When you lose something valuable, how far will you go to get it back? In Peta Game's Shaban, a shepherd travels across vast ravines, haunted forests and snow-capped peaks to rescue his kidnapped flock. Along the way, he is daunted by the three invidious thieves who stole his sheep in the first place. Now, the little herdsman must repair destroyed conveyances, help villagers in rampaged towns, and fend off the villains outright attacks upon him.
Your role in this beguiling puzzle adventure game is to help the winsome pilgrim in his sheep recovery quest by solving a slew of thorny puzzles all while enjoying the hand-drawn watercolor surroundings and comic strip style narratives. Move about by pointing and clicking wherever you want to go—an arrow cursor indicates the entrance to a new scene, but otherwise, almost anywhere you click, the characters will follow. The cursor also changes to indicate interactive areas, anything worth a closer look, and items to pick up. A drop down inventory at the top keeps your possessions organized until you're ready to use or combine them.
The story mainly follows the young sheep herder but, for added cuteness, there are times when you play as his pet goat. In fact, some puzzles are only doable by the goat while others are more human friendly. You'll know this by each character's reaction to the puzzles they encounter. The puzzles and mini-games employ the same charm and artwork as the rest of the adventure and include such tasks as uncrossing wires, reassembling torn pictures, solving codes and completing fragmented object searches. There is little in the way of help, though; the "hint" button is just that: a subtle hint. Except in the case of the arcade-type mini-games, there is also no way to skip these puzzles. Even so, it doesn't take long to get the hang of things, and soon you'll be looking forward to the next challenge.
Analysis: Because both the sheep herder's story and the puzzle instructions are conveyed almost entirely through visuals, there is a meditative feel to Shaban. Most the appeal is in the game's unique style, beautiful design and endearing characters. The story and the gaming elements overlap so that the puzzles convey as much story as any narrative would. Similar to Albert Lamorisse's The Red Balloon, without the intrusion of verbal elements, the experience of playing Shaban becomes more absorbing and poignant.

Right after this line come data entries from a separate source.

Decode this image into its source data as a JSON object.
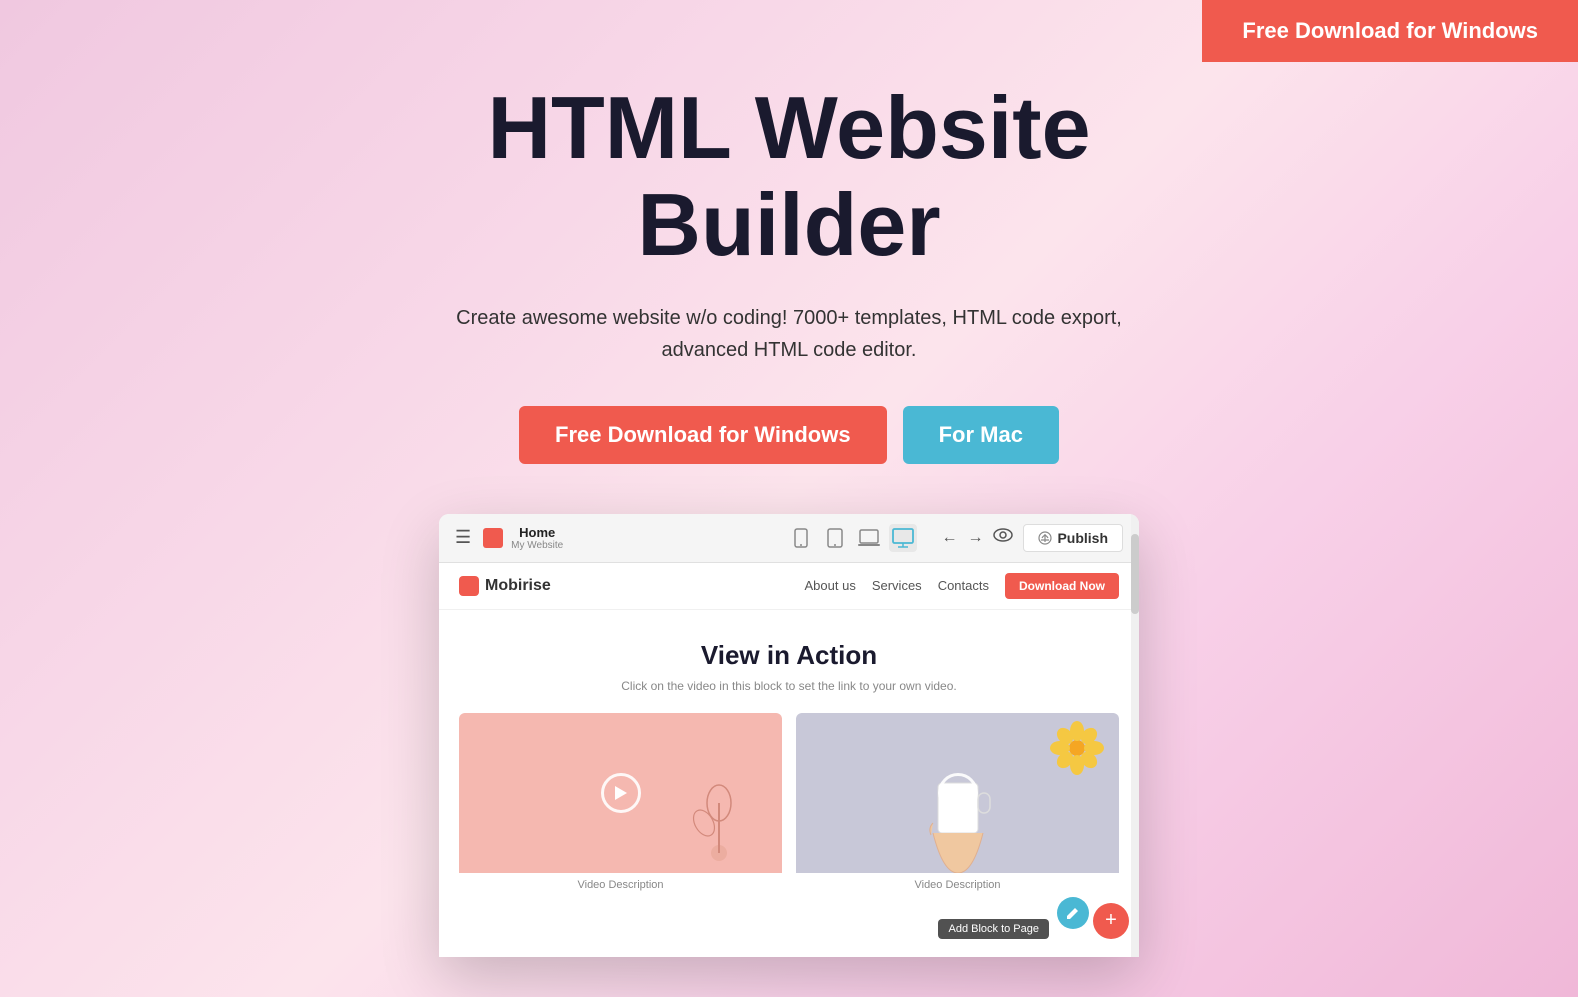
{
  "topCta": {
    "label": "Free Download for Windows"
  },
  "hero": {
    "title": "HTML Website\nBuilder",
    "subtitle": "Create awesome website w/o coding! 7000+ templates, HTML code export, advanced HTML code editor.",
    "btnWindows": "Free Download for Windows",
    "btnMac": "For Mac"
  },
  "browserMockup": {
    "toolbar": {
      "menuIcon": "☰",
      "pageName": "Home",
      "pageSubname": "My Website",
      "deviceIcons": [
        "mobile",
        "tablet",
        "laptop",
        "desktop"
      ],
      "publishLabel": "Publish"
    },
    "siteNav": {
      "logoText": "Mobirise",
      "links": [
        "About us",
        "Services",
        "Contacts"
      ],
      "ctaLabel": "Download Now"
    },
    "content": {
      "title": "View in Action",
      "subtitle": "Click on the video in this block to set the link to your own video.",
      "videos": [
        {
          "desc": "Video Description",
          "bg": "pink"
        },
        {
          "desc": "Video Description",
          "bg": "lavender"
        }
      ]
    },
    "fab": {
      "addBlockLabel": "Add Block to Page",
      "editIcon": "✎",
      "addIcon": "+"
    }
  }
}
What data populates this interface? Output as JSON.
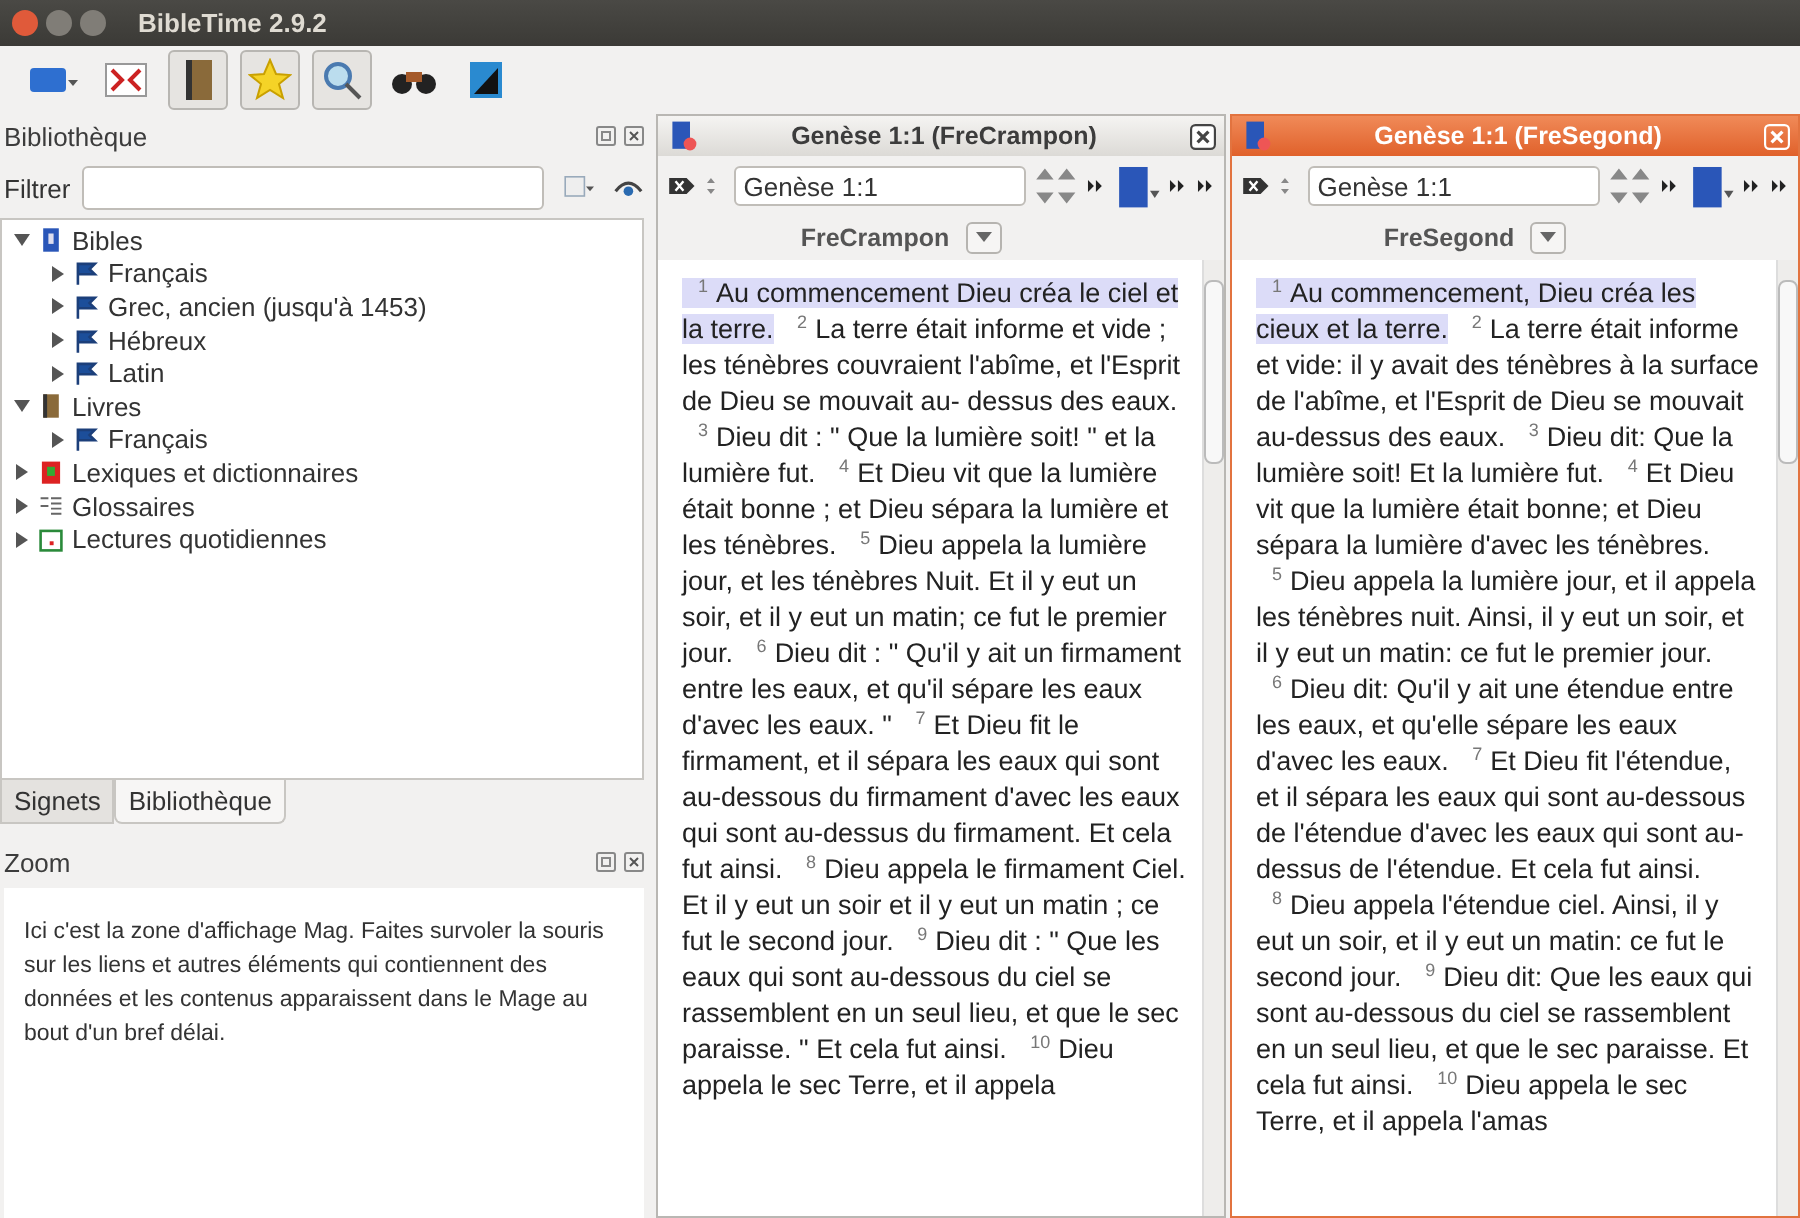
{
  "window": {
    "title": "BibleTime 2.9.2"
  },
  "library": {
    "title": "Bibliothèque",
    "filter_label": "Filtrer",
    "tree": [
      {
        "label": "Bibles",
        "kind": "bibles",
        "expanded": true,
        "children": [
          {
            "label": "Français",
            "kind": "language",
            "expanded": false
          },
          {
            "label": "Grec, ancien (jusqu'à 1453)",
            "kind": "language",
            "expanded": false
          },
          {
            "label": "Hébreux",
            "kind": "language",
            "expanded": false
          },
          {
            "label": "Latin",
            "kind": "language",
            "expanded": false
          }
        ]
      },
      {
        "label": "Livres",
        "kind": "books",
        "expanded": true,
        "children": [
          {
            "label": "Français",
            "kind": "language",
            "expanded": false
          }
        ]
      },
      {
        "label": "Lexiques et dictionnaires",
        "kind": "lexicons",
        "expanded": false
      },
      {
        "label": "Glossaires",
        "kind": "glossaries",
        "expanded": false
      },
      {
        "label": "Lectures quotidiennes",
        "kind": "devotionals",
        "expanded": false
      }
    ],
    "tabs": [
      {
        "label": "Signets",
        "selected": false
      },
      {
        "label": "Bibliothèque",
        "selected": true
      }
    ]
  },
  "zoom": {
    "title": "Zoom",
    "text": "Ici c'est la zone d'affichage Mag. Faites survoler la souris sur les liens et autres éléments qui contiennent des données et les contenus apparaissent dans le Mage au bout d'un bref délai."
  },
  "readers": [
    {
      "title": "Genèse 1:1 (FreCrampon)",
      "active": false,
      "reference": "Genèse 1:1",
      "module": "FreCrampon",
      "verses": [
        {
          "num": "1",
          "text": "Au commencement Dieu créa le ciel et la terre.",
          "selected": true
        },
        {
          "num": "2",
          "text": "La terre était informe et vide ; les ténèbres couvraient l'abîme, et l'Esprit de Dieu se mouvait au- dessus des eaux.",
          "selected": false
        },
        {
          "num": "3",
          "text": "Dieu dit : \" Que la lumière soit! \" et la lumière fut.",
          "selected": false
        },
        {
          "num": "4",
          "text": "Et Dieu vit que la lumière était bonne ; et Dieu sépara la lumière et les ténèbres.",
          "selected": false
        },
        {
          "num": "5",
          "text": "Dieu appela la lumière jour, et les ténèbres Nuit. Et il y eut un soir, et il y eut un matin; ce fut le premier jour.",
          "selected": false
        },
        {
          "num": "6",
          "text": "Dieu dit : \" Qu'il y ait un firmament entre les eaux, et qu'il sépare les eaux d'avec les eaux. \"",
          "selected": false
        },
        {
          "num": "7",
          "text": "Et Dieu fit le firmament, et il sépara les eaux qui sont au-dessous du firmament d'avec les eaux qui sont au-dessus du firmament. Et cela fut ainsi.",
          "selected": false
        },
        {
          "num": "8",
          "text": "Dieu appela le firmament Ciel. Et il y eut un soir et il y eut un matin ; ce fut le second jour.",
          "selected": false
        },
        {
          "num": "9",
          "text": "Dieu dit : \" Que les eaux qui sont au-dessous du ciel se rassemblent en un seul lieu, et que le sec paraisse. \" Et cela fut ainsi.",
          "selected": false
        },
        {
          "num": "10",
          "text": "Dieu appela le sec Terre, et il appela",
          "selected": false
        }
      ]
    },
    {
      "title": "Genèse 1:1 (FreSegond)",
      "active": true,
      "reference": "Genèse 1:1",
      "module": "FreSegond",
      "verses": [
        {
          "num": "1",
          "text": "Au commencement, Dieu créa les cieux et la terre.",
          "selected": true
        },
        {
          "num": "2",
          "text": "La terre était informe et vide: il y avait des ténèbres à la surface de l'abîme, et l'Esprit de Dieu se mouvait au-dessus des eaux.",
          "selected": false
        },
        {
          "num": "3",
          "text": "Dieu dit: Que la lumière soit! Et la lumière fut.",
          "selected": false
        },
        {
          "num": "4",
          "text": "Et Dieu vit que la lumière était bonne; et Dieu sépara la lumière d'avec les ténèbres.",
          "selected": false
        },
        {
          "num": "5",
          "text": "Dieu appela la lumière jour, et il appela les ténèbres nuit. Ainsi, il y eut un soir, et il y eut un matin: ce fut le premier jour.",
          "selected": false
        },
        {
          "num": "6",
          "text": "Dieu dit: Qu'il y ait une étendue entre les eaux, et qu'elle sépare les eaux d'avec les eaux.",
          "selected": false
        },
        {
          "num": "7",
          "text": "Et Dieu fit l'étendue, et il sépara les eaux qui sont au-dessous de l'étendue d'avec les eaux qui sont au-dessus de l'étendue. Et cela fut ainsi.",
          "selected": false
        },
        {
          "num": "8",
          "text": "Dieu appela l'étendue ciel. Ainsi, il y eut un soir, et il y eut un matin: ce fut le second jour.",
          "selected": false
        },
        {
          "num": "9",
          "text": "Dieu dit: Que les eaux qui sont au-dessous du ciel se rassemblent en un seul lieu, et que le sec paraisse. Et cela fut ainsi.",
          "selected": false
        },
        {
          "num": "10",
          "text": "Dieu appela le sec Terre, et il appela l'amas",
          "selected": false
        }
      ]
    }
  ]
}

Even the puzzle instructions (a.k.a. "hints") give little in the way of textual explanation. This might prove frustrating to those who are unaccustomed to this type of gameplay, but at the same time it will be a refreshing delight to those who like figuring things out on their own. Lateral thinking and keen eyesight are also leaned on heavily here. The reflex-based mini-games seem a bit out of place but are good for adding action to the adventure. The exception to the fun, from this reviewer's perspective, was an overly difficult fishing excursion, but it was nothing the "skip" button couldn't solve.
Another good way to describe Shaban is to compare it to Machinarium and The Tiny Bang Story. Still, it has a few more rough edges than those titles along with a distinct hand-made, artisan feel to it. While extremely appealing in both overall design and the unassisted challenge to the puzzles, Shaban tends to vacillate between awkward quirkiness and a quirky charm. Players who are impatient with the slow presentation or who take less stock in aesthetic qualities might not see its appeal. Give it a demo first, see what you think. This is a game that caters to those looking for something uniquely creative, uncommonly gorgeous and simply adora-baaahh!